_EXERCISE DESCRIPTION_
All lines of the material that contain "Unicode" must be copied out.
★ ★ ★
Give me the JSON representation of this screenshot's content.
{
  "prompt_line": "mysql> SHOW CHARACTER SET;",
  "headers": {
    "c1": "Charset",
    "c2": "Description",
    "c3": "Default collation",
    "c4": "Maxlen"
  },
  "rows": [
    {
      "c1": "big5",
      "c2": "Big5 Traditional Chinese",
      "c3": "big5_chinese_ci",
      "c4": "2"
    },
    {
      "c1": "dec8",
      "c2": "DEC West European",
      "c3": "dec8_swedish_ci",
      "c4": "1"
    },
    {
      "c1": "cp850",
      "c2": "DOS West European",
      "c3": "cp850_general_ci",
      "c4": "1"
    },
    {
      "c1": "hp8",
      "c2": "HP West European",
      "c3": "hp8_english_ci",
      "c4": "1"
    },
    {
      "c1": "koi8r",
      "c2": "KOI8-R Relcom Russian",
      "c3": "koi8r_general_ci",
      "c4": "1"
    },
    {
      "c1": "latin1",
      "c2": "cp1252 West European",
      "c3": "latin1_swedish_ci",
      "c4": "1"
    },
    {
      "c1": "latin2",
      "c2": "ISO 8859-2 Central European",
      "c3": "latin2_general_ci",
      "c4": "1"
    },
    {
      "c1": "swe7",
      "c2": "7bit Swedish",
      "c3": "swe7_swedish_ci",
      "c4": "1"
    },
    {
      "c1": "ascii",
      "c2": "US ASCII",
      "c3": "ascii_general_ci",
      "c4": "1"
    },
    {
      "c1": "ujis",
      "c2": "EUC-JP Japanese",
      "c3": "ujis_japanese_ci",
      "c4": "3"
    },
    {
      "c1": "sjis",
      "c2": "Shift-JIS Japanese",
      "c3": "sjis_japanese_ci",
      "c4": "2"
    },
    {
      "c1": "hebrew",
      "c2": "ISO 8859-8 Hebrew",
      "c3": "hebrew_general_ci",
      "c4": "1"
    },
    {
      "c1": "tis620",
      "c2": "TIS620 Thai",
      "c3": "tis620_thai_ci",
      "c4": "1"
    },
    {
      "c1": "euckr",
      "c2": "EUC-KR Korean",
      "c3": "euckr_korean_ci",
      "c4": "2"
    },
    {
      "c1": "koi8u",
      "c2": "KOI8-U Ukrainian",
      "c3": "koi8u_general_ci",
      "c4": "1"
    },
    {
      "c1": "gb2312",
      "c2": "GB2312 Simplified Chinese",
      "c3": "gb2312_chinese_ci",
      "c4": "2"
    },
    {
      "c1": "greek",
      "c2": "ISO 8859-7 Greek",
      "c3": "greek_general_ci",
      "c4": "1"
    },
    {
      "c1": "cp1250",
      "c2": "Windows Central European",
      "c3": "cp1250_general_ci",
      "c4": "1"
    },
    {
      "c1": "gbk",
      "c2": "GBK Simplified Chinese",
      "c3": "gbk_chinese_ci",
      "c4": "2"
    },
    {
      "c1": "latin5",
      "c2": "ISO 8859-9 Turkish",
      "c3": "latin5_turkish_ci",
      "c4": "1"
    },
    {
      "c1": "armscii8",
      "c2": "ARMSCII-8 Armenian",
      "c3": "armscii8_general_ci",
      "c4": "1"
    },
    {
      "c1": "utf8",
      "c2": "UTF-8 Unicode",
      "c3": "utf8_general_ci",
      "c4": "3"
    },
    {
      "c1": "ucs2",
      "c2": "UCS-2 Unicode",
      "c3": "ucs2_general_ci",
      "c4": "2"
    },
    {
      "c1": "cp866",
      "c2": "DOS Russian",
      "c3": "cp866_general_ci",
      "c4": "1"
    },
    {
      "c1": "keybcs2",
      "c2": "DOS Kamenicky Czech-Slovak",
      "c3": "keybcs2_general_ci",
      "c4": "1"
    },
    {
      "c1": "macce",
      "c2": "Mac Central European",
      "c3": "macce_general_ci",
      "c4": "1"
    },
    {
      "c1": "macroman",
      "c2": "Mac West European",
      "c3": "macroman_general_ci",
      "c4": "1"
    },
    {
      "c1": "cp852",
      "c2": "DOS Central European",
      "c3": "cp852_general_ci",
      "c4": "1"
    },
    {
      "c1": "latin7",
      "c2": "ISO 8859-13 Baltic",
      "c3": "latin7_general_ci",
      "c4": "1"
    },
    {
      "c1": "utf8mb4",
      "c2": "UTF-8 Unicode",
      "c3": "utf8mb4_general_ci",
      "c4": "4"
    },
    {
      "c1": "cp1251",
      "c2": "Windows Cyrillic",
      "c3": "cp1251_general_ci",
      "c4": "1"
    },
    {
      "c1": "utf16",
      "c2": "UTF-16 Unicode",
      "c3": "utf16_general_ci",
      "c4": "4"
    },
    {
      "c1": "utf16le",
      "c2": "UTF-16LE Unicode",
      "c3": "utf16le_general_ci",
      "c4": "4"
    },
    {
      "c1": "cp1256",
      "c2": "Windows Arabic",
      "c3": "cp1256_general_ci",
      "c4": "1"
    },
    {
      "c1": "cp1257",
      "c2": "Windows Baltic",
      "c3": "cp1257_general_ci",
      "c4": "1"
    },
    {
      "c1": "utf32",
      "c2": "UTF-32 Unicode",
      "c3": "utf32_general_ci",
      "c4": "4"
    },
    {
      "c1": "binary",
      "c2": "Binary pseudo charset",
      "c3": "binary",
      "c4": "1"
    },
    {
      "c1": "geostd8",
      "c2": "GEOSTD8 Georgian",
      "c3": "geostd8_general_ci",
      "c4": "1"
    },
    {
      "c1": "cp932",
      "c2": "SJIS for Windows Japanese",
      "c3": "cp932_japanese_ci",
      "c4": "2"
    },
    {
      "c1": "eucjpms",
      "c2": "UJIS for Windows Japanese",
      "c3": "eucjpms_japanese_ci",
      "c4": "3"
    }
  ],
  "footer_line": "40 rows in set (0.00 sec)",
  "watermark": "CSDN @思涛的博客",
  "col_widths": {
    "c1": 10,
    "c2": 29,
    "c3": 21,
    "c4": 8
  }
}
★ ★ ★
_TASK RESPONSE_
      "c2": "UTF-8 Unicode",
      "c2": "UCS-2 Unicode",
      "c2": "UTF-8 Unicode",
      "c2": "UTF-16 Unicode",
      "c2": "UTF-16LE Unicode",
      "c2": "UTF-32 Unicode",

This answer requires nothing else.